In spite of significant, recent advances in the molecular genetics and neuroscience of mental health disorders, behavioral ratings based on clinical observations are still the gold standard for screening, diagnosing and assessing outcomes in neurodevelopmental disorders, including autism spectrum disorder (ASD). Such behavioral ratings are subjective, require significant clinician expertise and training, and typically do not capture data from the children in their natural environments. Further, these behavioral measures are not scalable for large population screening, low resource settings or longitudinal monitoring, all of which are critical for outcome evaluation in multisite studies and for understanding and evaluating symptoms in the general population. The development of innovative and efficient approaches to behavioral screening, diagnosis and monitoring is thus a significant unmet need in the area of healthcare, including ASD. It is critical to develop validated (and if so required, FDA approved), low-cost and scalable tools for behavioral analysis of (childhood) mental health conditions.

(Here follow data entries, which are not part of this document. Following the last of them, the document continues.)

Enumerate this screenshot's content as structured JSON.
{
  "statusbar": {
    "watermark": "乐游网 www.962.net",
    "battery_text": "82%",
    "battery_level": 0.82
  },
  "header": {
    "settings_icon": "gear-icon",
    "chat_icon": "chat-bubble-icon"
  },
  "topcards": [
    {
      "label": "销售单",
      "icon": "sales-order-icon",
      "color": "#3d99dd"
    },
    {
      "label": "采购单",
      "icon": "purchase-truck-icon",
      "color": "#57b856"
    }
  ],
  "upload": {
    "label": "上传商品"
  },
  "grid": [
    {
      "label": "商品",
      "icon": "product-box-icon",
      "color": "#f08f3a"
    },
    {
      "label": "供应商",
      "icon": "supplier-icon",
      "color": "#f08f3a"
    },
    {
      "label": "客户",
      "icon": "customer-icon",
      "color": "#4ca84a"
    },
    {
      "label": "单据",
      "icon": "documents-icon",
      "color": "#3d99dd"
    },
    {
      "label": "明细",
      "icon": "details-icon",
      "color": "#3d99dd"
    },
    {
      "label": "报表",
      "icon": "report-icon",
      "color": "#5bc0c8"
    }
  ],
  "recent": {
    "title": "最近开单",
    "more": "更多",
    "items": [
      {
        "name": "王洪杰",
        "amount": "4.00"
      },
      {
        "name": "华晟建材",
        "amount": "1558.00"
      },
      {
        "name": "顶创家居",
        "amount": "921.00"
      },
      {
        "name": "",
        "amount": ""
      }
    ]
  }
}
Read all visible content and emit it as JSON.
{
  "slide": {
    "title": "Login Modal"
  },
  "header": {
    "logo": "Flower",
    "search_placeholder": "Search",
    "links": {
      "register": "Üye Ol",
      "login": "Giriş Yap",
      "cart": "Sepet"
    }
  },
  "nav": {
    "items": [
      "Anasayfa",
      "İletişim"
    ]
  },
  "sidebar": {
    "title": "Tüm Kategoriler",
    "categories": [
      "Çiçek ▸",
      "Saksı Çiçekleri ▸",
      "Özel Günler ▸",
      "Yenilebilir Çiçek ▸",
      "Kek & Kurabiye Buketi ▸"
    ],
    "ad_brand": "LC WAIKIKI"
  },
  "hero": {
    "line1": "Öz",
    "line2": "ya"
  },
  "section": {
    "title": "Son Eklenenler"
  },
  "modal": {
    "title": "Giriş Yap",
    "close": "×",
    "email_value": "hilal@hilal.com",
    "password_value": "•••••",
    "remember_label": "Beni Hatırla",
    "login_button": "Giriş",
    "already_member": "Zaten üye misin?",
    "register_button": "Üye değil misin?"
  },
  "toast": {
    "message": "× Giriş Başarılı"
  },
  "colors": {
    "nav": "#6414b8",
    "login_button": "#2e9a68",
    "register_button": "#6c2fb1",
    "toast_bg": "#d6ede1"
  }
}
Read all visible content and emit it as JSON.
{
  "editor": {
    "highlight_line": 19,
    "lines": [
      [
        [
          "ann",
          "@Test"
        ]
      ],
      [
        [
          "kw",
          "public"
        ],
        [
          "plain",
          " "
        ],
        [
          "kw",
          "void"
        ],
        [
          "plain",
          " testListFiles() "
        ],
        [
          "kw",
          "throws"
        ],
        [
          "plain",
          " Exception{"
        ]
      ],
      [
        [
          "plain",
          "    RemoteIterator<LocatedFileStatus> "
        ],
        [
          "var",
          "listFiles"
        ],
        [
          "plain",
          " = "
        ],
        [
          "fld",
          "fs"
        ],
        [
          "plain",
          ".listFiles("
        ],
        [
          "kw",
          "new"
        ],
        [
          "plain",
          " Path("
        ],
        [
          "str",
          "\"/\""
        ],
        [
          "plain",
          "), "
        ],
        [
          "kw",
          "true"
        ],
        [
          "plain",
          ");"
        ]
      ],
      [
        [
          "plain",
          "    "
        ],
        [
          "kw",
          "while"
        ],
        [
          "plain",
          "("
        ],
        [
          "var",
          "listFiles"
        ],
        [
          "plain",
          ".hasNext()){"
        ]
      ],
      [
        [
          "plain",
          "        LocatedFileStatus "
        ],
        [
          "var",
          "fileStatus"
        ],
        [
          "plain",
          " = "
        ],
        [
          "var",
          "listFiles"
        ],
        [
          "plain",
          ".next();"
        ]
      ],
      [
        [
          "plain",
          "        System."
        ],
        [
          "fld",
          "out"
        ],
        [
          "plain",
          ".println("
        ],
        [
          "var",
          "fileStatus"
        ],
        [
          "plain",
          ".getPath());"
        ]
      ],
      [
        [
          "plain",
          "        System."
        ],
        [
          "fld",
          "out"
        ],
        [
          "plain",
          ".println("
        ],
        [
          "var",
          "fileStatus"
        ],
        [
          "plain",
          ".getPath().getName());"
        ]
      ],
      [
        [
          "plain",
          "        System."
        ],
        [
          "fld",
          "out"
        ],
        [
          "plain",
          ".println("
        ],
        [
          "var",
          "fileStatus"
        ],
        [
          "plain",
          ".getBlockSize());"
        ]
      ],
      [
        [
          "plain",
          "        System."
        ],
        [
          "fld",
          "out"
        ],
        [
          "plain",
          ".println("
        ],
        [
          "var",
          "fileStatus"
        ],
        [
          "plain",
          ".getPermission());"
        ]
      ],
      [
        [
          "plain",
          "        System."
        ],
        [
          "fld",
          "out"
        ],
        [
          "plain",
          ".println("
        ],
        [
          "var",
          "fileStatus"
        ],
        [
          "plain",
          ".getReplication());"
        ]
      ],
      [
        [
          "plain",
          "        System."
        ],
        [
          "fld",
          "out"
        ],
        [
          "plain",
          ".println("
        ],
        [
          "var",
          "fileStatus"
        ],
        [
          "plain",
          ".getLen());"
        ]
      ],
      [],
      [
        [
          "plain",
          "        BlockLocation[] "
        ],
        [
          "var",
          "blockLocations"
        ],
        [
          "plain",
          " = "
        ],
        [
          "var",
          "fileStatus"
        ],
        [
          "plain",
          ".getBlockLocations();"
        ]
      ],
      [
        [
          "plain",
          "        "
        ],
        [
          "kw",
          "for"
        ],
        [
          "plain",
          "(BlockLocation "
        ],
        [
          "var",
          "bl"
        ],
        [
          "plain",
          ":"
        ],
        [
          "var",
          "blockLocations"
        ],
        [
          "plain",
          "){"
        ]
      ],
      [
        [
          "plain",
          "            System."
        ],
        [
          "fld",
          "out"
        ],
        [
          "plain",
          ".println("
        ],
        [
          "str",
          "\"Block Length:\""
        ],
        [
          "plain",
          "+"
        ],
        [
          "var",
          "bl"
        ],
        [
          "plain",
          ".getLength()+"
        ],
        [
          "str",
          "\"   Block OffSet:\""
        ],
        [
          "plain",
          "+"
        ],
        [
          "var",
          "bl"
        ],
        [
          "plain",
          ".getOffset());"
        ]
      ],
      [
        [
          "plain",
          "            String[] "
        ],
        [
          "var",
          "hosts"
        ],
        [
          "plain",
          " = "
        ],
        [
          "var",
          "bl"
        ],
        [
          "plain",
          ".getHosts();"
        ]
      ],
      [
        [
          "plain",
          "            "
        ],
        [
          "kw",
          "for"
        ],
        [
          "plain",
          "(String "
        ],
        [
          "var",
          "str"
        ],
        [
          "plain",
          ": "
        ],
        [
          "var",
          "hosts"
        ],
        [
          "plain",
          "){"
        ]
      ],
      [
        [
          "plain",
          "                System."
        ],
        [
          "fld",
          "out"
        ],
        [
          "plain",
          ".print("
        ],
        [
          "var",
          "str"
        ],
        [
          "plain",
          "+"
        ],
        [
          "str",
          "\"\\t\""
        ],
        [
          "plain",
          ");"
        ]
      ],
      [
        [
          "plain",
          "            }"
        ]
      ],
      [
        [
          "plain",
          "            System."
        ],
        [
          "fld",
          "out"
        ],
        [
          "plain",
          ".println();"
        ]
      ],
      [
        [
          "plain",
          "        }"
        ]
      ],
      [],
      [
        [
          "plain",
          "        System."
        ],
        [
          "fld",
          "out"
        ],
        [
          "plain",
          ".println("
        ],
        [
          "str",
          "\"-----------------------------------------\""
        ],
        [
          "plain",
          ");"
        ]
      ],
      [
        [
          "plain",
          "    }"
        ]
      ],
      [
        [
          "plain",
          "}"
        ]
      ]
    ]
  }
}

Guillermo Sapiro’s team has conducted studies of an ASD digital screening and monitoring tool based on computer vision1, demonstrating proof of concept and feasibility. These early measures of attention were based on automated coding head turns. In the proposed project, Sapiro aims to enhance his group’s ability to measure attention by developing robust, online gaze-analysis capability. Gaze patterns are a sensitive index of ASD symptoms; however, current studies rely on expensive eye-tracking technology used in controlled laboratory settings. Sapiro’s team will build upon their preliminary work to develop computational and machine-learning tools for gaze analysis from cameras embedded in standard phones/tablets/computers, along with tools to integrate gaze analysis with other video-recorded behaviors, such as emotions. This type of integrated stimuli sensing-analysis approach is needed for truly scalable online behavioral sensing.
The group will then validate these new tools in a large population of infants and young children with ASD, ascertained through Duke Primary Care in a study supported by the newly awarded National Institutes of Health Autism Center of Excellence at Duke University. The tools developed will be available for deployment in other environments, since they are all are comprised solely of software. The development and validation of this simple, automated behavioral-analysis tool will help systematize behavioral ratings and allow broader, more uniform screening for conditions such as ASD.